As discussed with Dr. Carver-Madalon, she mentioned how many people used Tik Tok and Instagram to secretly spread information about protest routes, locations of police officers, and ways to safely protect yourself from tear gas, rubber bullets, and arrests. She states, “Organizers use the encrypted messaging app Signal to communicate and Instagram stories and Twitter to coordinate protests.” The rise and power of social media platforms have never been more prominent than now.

I’m a GenZ kid myself. Born in 2001, a couple months right before 9/11 happened, and while I don’t remember anything about that event, me and millions of other kids nationwide had to grow up in the aftermath of it. Now that a lot of these GenZ-ers are starting to grow up, we’re paying more and more attention to the events happening in this world, and we’re doing something about it. This “something” ranges from organizing underground protests, spreading information to our friends and families, posting bingo boards on our Instagram stories to raise money.

However, we have to acknowledge the growing distrust in large news media platforms. According to Pew Research Center, “more than half of Americans say they have stopped following a news source because they thought they were posting made-up news and information, [and] nearly as many Americans prefer to get their local news online than on TV.”[5] Nowadays, Facebook has become the dominant social media news source[1], but I believe that Instagram or Twitter will soon take its spot because of the rise in social media usage by Millennials, Generation Z, and soon Generation Alpha.
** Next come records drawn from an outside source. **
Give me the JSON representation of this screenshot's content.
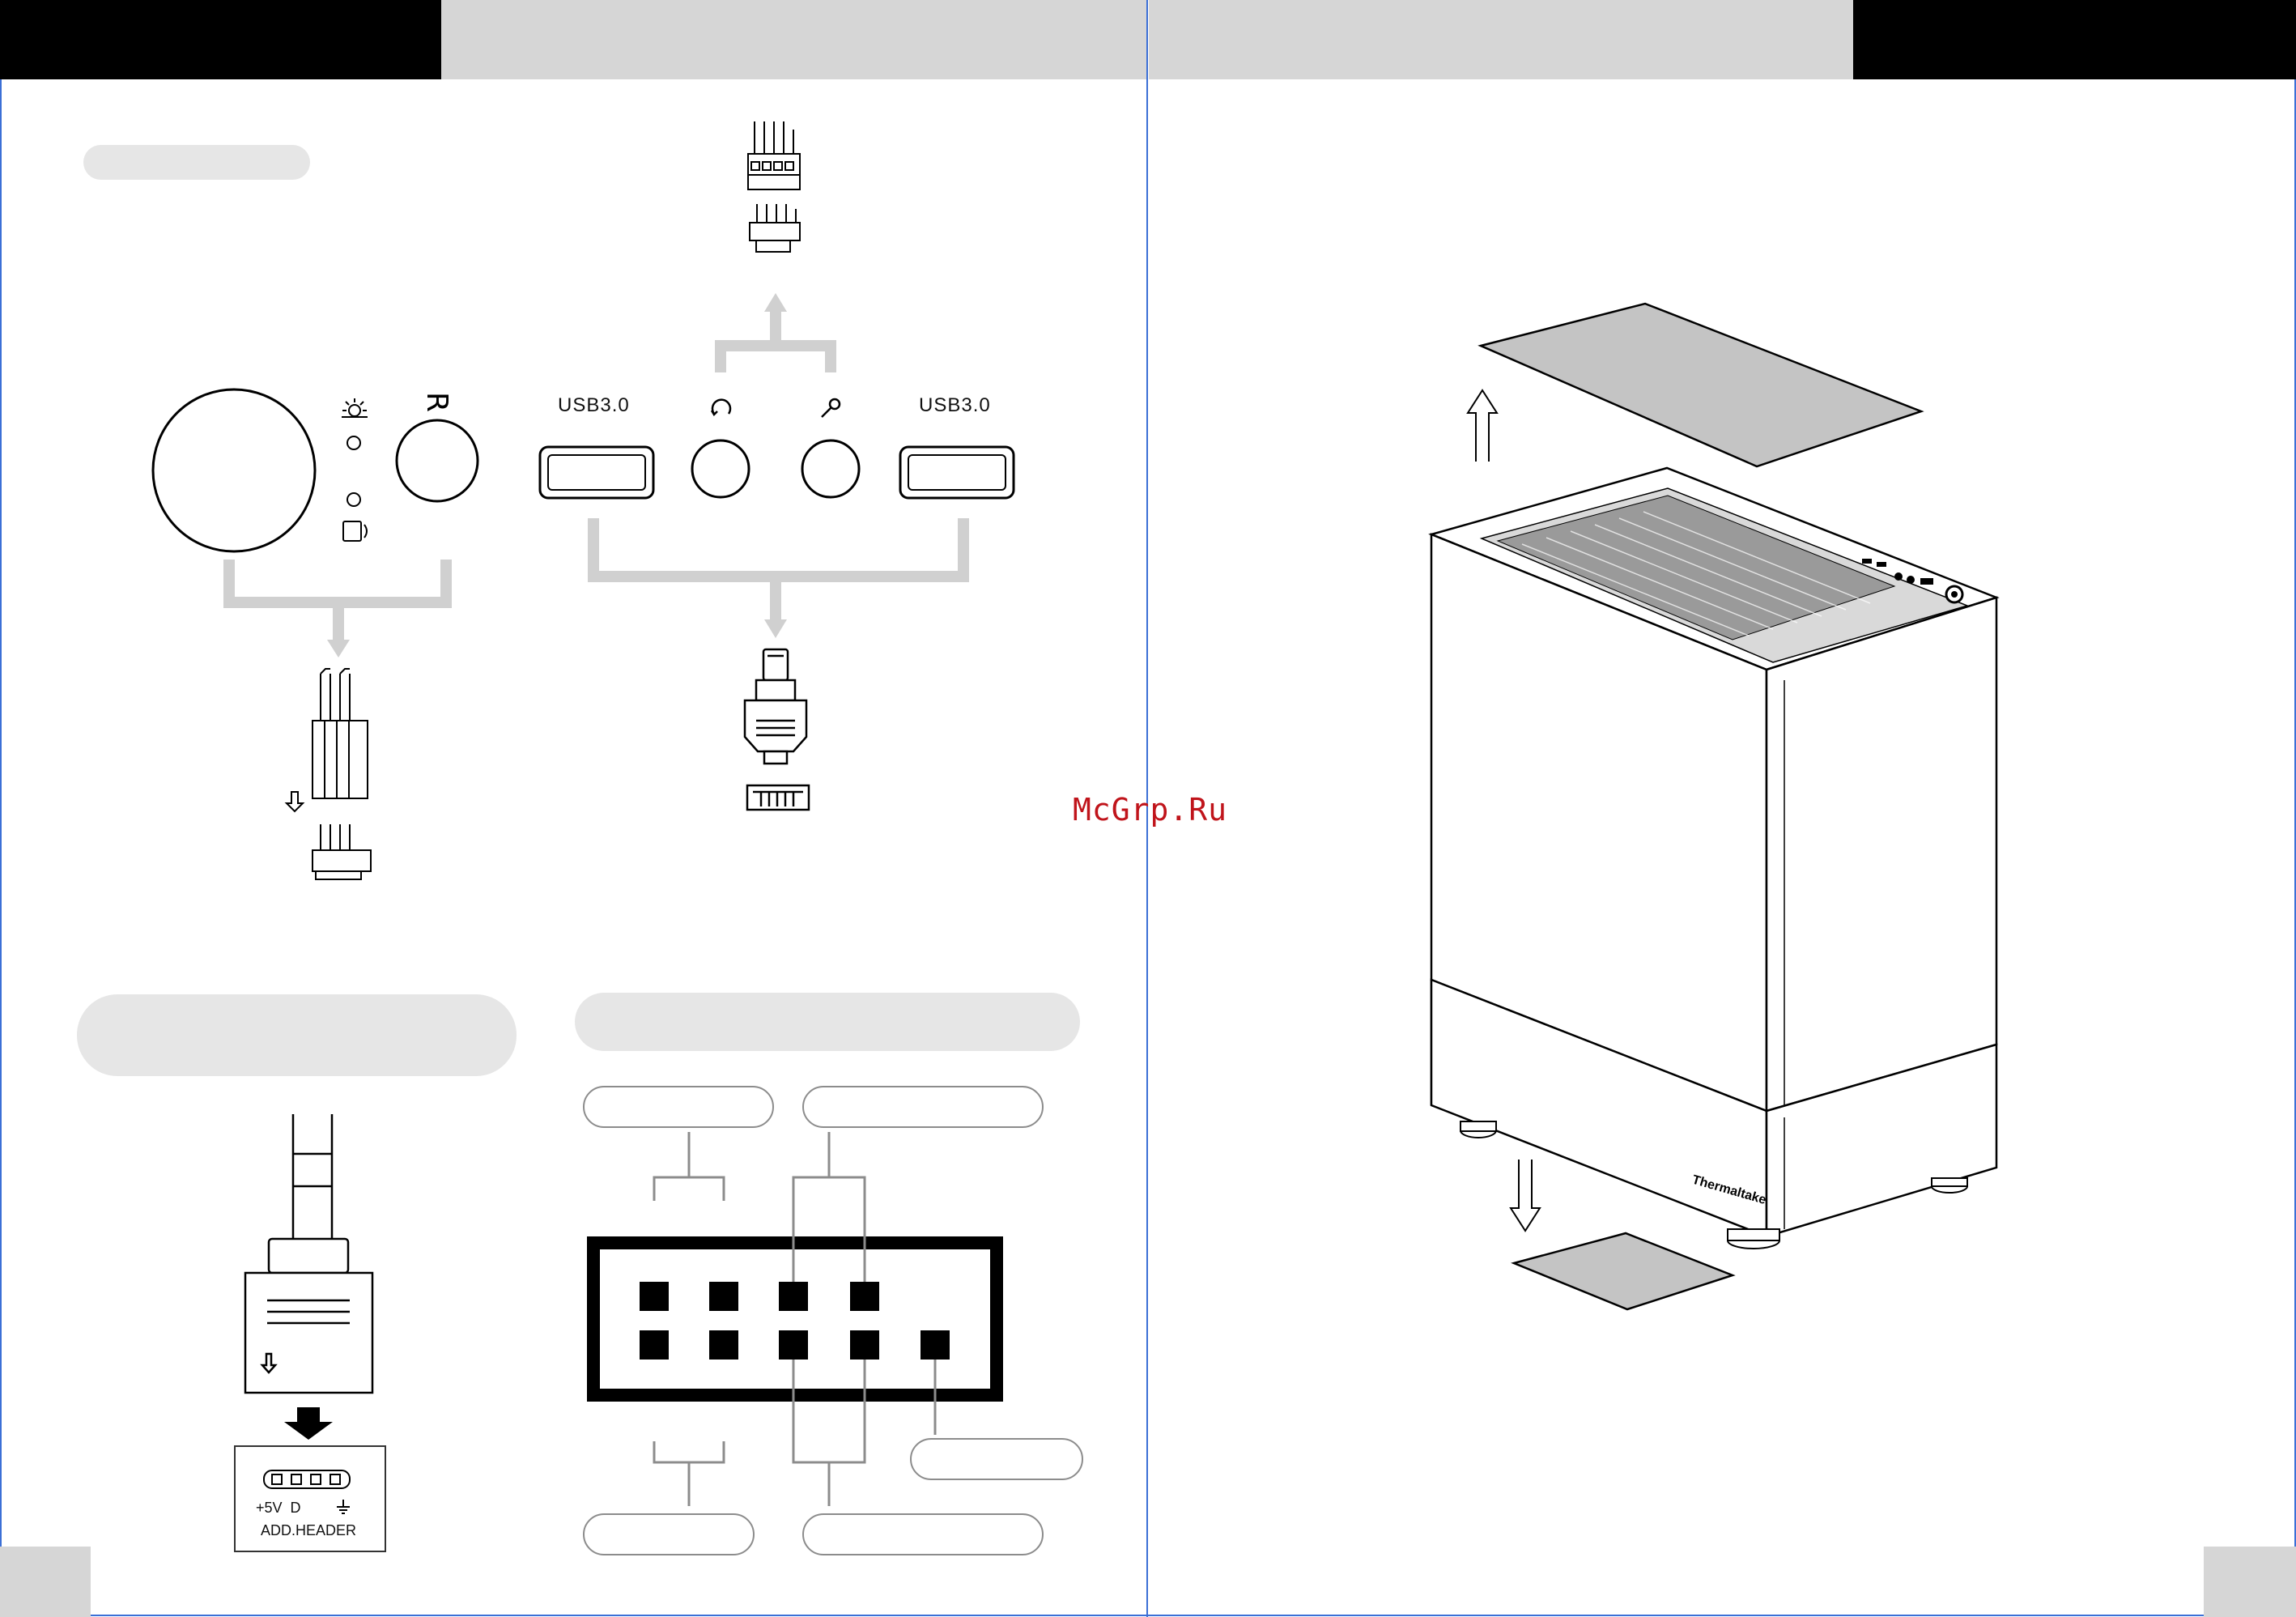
{
  "left_page": {
    "io_panel": {
      "usb_left_label": "USB3.0",
      "usb_right_label": "USB3.0",
      "reset_symbol": "R",
      "icons": [
        "led-sun-icon",
        "hdd-icon",
        "headphone-icon",
        "microphone-icon",
        "power-button-icon"
      ]
    },
    "argb_connector": {
      "pin_labels": "+5V  D",
      "header_label": "ADD.HEADER"
    }
  },
  "right_page": {
    "case_brand_logo": "Thermaltake"
  },
  "watermark": "McGrp.Ru",
  "colors": {
    "header_black": "#000000",
    "header_gray": "#d6d6d6",
    "pill_gray": "#e6e6e6",
    "divider_blue": "#3b6fd6",
    "watermark_red": "#c0141b",
    "filter_gray": "#c4c4c4"
  }
}
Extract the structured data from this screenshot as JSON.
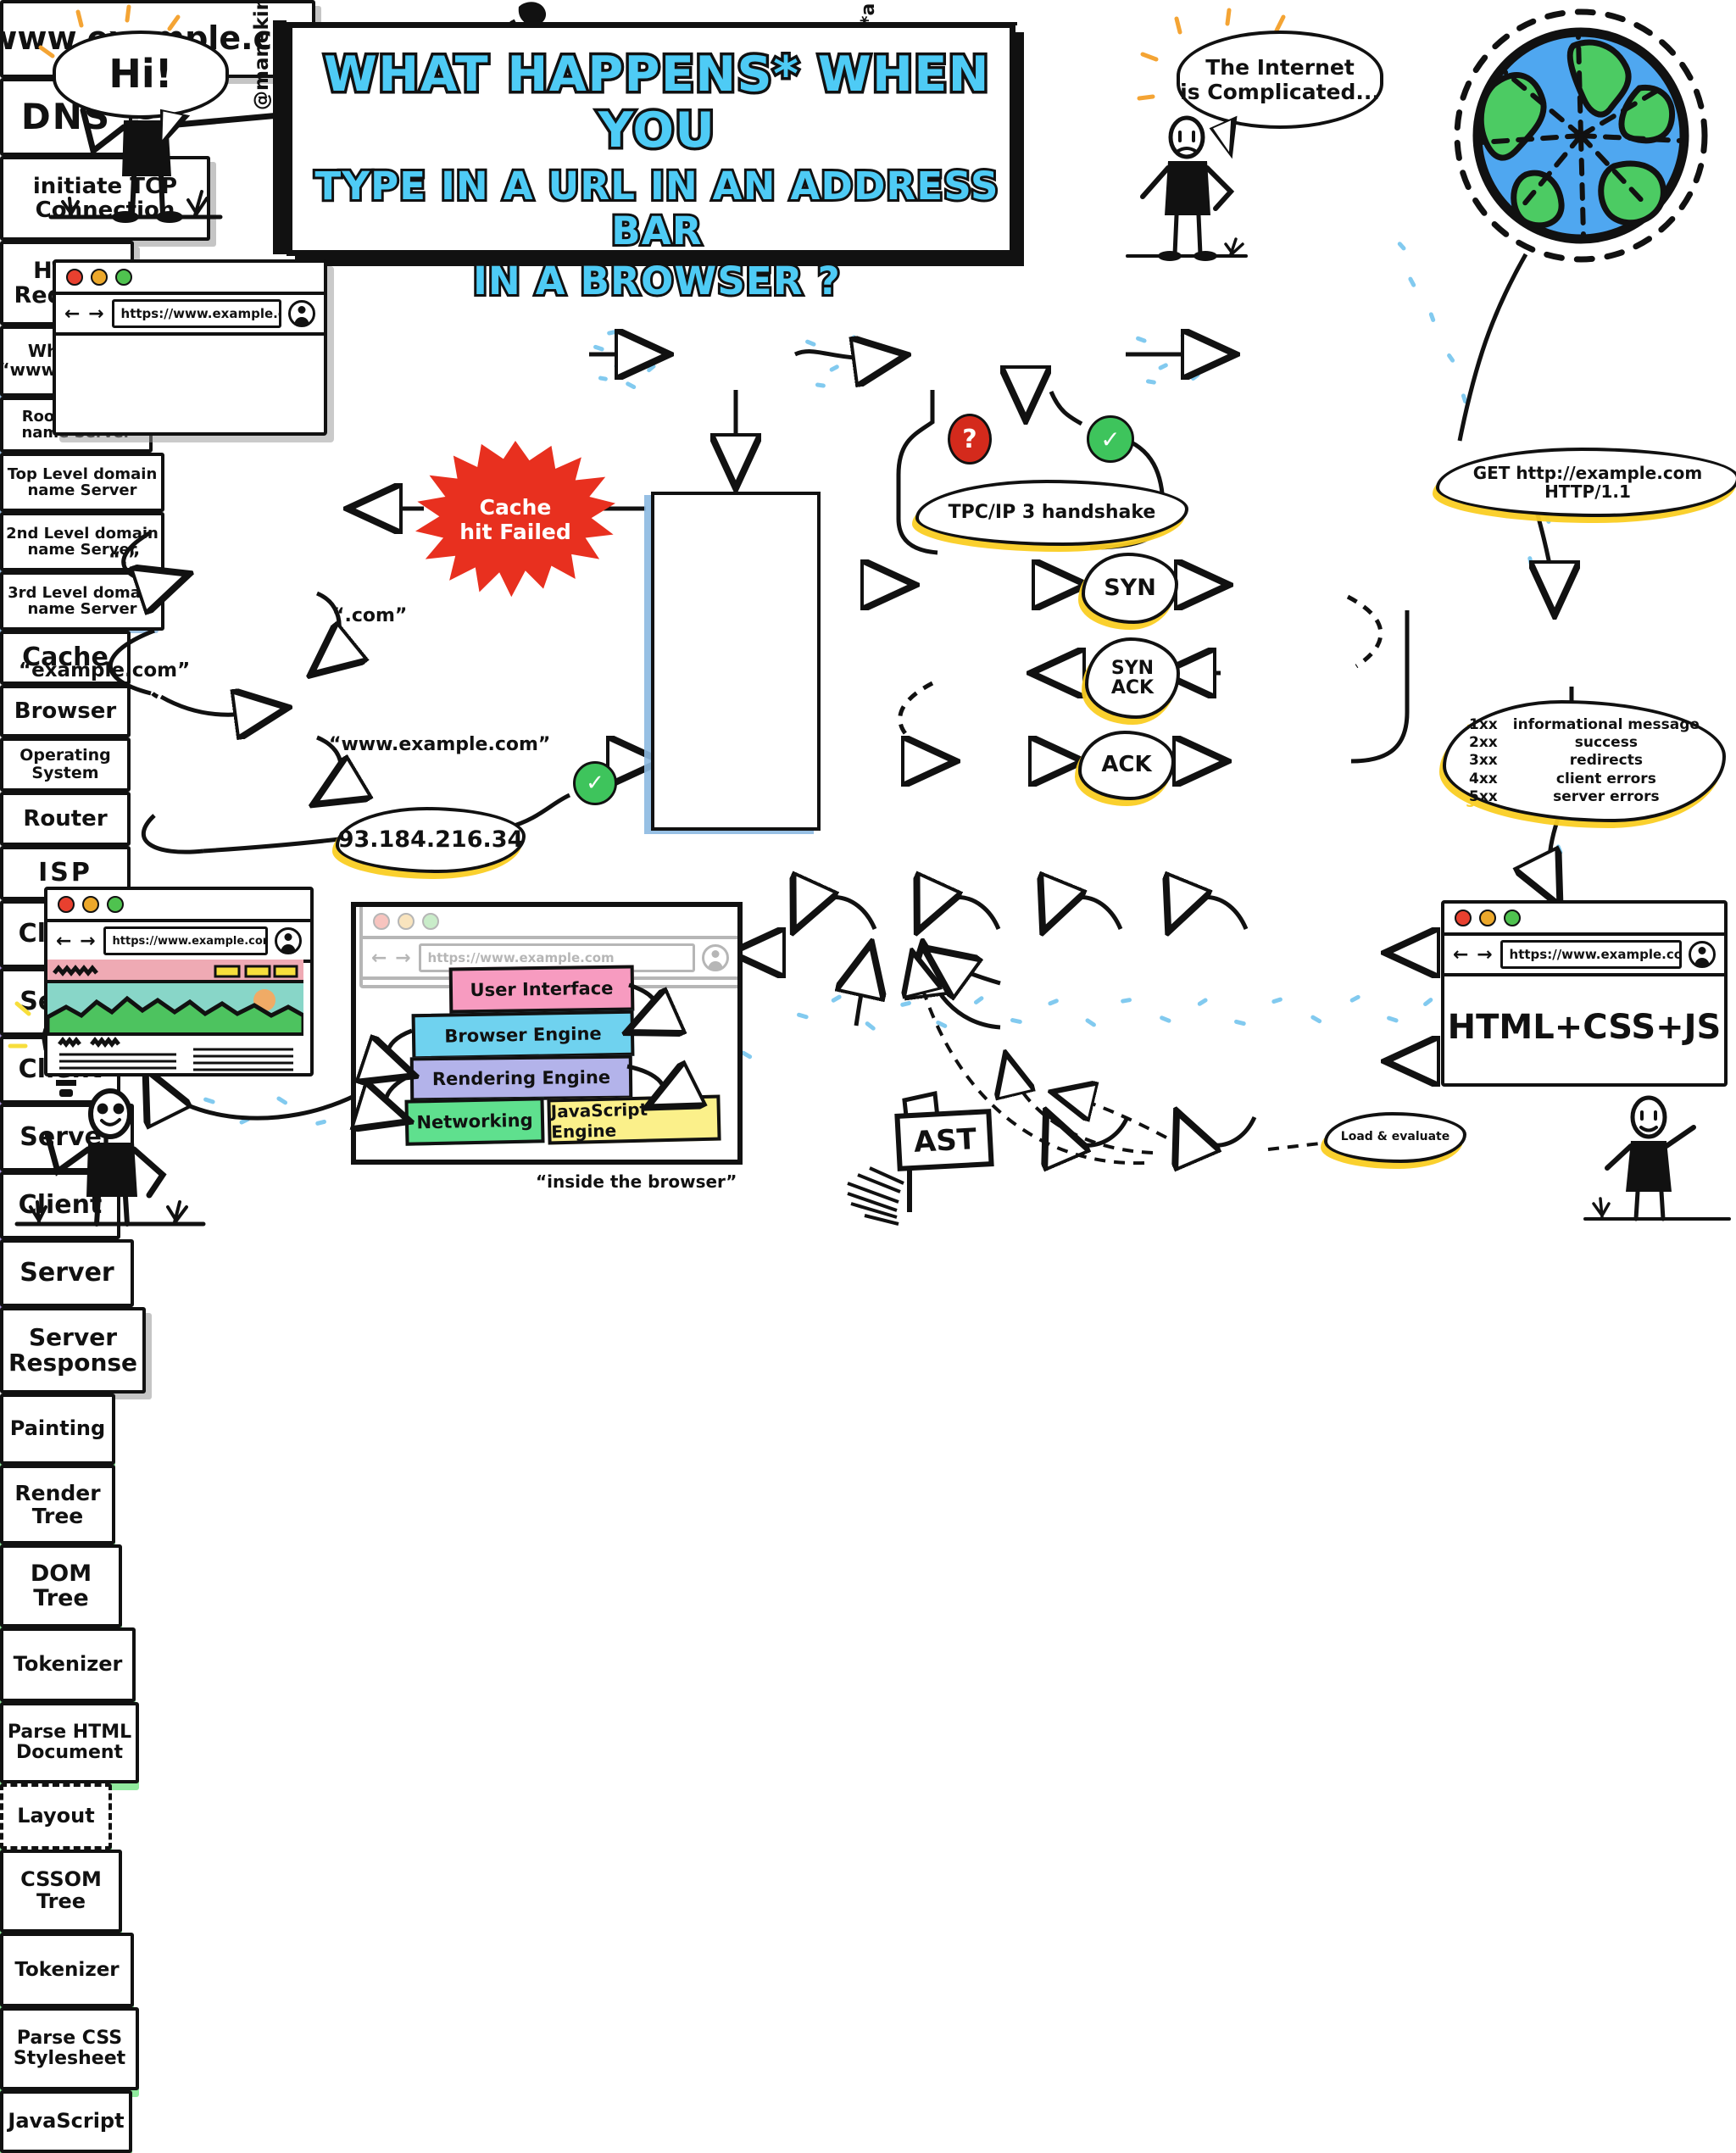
{
  "meta": {
    "title_lines": [
      "WHAT HAPPENS* WHEN YOU",
      "TYPE IN A URL IN AN ADDRESS BAR",
      "IN A BROWSER ?"
    ],
    "footnote": "*a brief overview",
    "author": "@manekinekko",
    "accent_title": "#4ecbf5"
  },
  "characters": {
    "greeting_bubble": "Hi!",
    "internet_bubble": "The Internet\nis Complicated..."
  },
  "flow_top": {
    "url_box": "www.example.com",
    "dns": "DNS",
    "tcp": "initiate TCP\nConnection",
    "http_request": "HTTP\nRequest"
  },
  "browser_window_url": "https://www.example.com",
  "dns_lookup": {
    "question": "What's the IP of\n“www.example.com”?",
    "servers": [
      "Root domain\nname Server",
      "Top Level domain\nname Server",
      "2nd Level domain\nname Server",
      "3rd Level domain\nname Server"
    ],
    "server_labels": [
      "Root",
      "Top Level",
      "2",
      "3"
    ],
    "queries": [
      "“.”",
      "“.com”",
      "“example.com”",
      "“www.example.com”"
    ],
    "resolved_ip": "93.184.216.34"
  },
  "cache": {
    "burst_text": "Cache\nhit Failed",
    "burst_color": "#e8301f",
    "header": "Cache",
    "levels": [
      "Browser",
      "Operating\nSystem",
      "Router",
      "ISP"
    ]
  },
  "tcp_handshake": {
    "cloud_label": "TPC/IP 3 handshake",
    "question_badge": "?",
    "question_color": "#d42a1c",
    "ok_badge": "✓",
    "ok_color": "#3ec45c",
    "rows": [
      {
        "left": "Client",
        "packet": "SYN",
        "right": "Server"
      },
      {
        "left": "Client",
        "packet": "SYN\nACK",
        "right": "Server"
      },
      {
        "left": "Client",
        "packet": "ACK",
        "right": "Server"
      }
    ]
  },
  "server_side": {
    "get_request": "GET http://example.com HTTP/1.1",
    "server_response": "Server\nResponse",
    "status_codes": [
      {
        "code": "1xx",
        "meaning": "informational message"
      },
      {
        "code": "2xx",
        "meaning": "success"
      },
      {
        "code": "3xx",
        "meaning": "redirects"
      },
      {
        "code": "4xx",
        "meaning": "client errors"
      },
      {
        "code": "5xx",
        "meaning": "server errors"
      }
    ],
    "payload": "HTML+CSS+JS"
  },
  "render_pipeline": {
    "row_html": [
      "Painting",
      "Render\nTree",
      "DOM\nTree",
      "Tokenizer",
      "Parse HTML\nDocument"
    ],
    "row_css": [
      "CSSOM\nTree",
      "Tokenizer",
      "Parse CSS\nStylesheet"
    ],
    "layout": "Layout",
    "ast_sign": "AST",
    "javascript": "JavaScript",
    "load_evaluate": "Load & evaluate"
  },
  "inside_browser": {
    "caption": "“inside the browser”",
    "ghost_url": "https://www.example.com",
    "components": [
      {
        "label": "User Interface",
        "color": "#f79bc0"
      },
      {
        "label": "Browser Engine",
        "color": "#6fd2ef"
      },
      {
        "label": "Rendering Engine",
        "color": "#b3b3ea"
      },
      {
        "label": "Networking",
        "color": "#5fe08e"
      },
      {
        "label": "JavaScript Engine",
        "color": "#fbf08a"
      }
    ]
  }
}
At this rate, it’s proven that the usage of social media platforms will only continue to increase leading to the inevitable downfall of large news media channels.



Elisa Shearer and Elizabeth Grieco, “Americans Are Wary of the Role Social Media Sites Play in Delivering the News,” Pew Research Center’s Journalism Project, May 30, 2020, https://www.journalism.org/2019/10/02/americans-are-wary-of-the-role-social-media-sites-play-in-delivering-the-news/.

“Demographics of Social Media Users and Adoption in the United States,” Pew Research Center: Internet, Science & Tech (Pew Research Center, June 5, 2020), https://www.pewresearch.org/internet/fact-sheet/social-media/.

Travis M. Andrews, “Did TikTokers and K-Pop Fans Foil Trump’s Tulsa Rally? It’s Complicated.,” The Washington Post (WP Company, June 21, 2020), https://www.washingtonpost.com/technology/2020/06/21/tiktok-kpop-trump-tulsa-rally/.

Jenna Wortham, “A ‘Glorious Poetic Rage’,” The New York Times (The New York Times, June 5, 2020), https://www.nytimes.com/2020/06/05/sunday-review/black-lives-matter-protests-floyd.html.

A.W. Geiger, “Key Findings about the Online News Landscape in America,” Pew Research Center (Pew Research Center, May 30, 2020), https://www.pewresearch.org/fact-tank/2019/09/11/key-findings-about-the-online-news-landscape-in-america/.\

Christina Newberry, “37 Instagram Statistics That Matter to Marketers in 2020,” Hootsuite Social Media Management (Hootsuite Inc., June 12, 2020), https://blog.hootsuite.com/instagram-statistics/.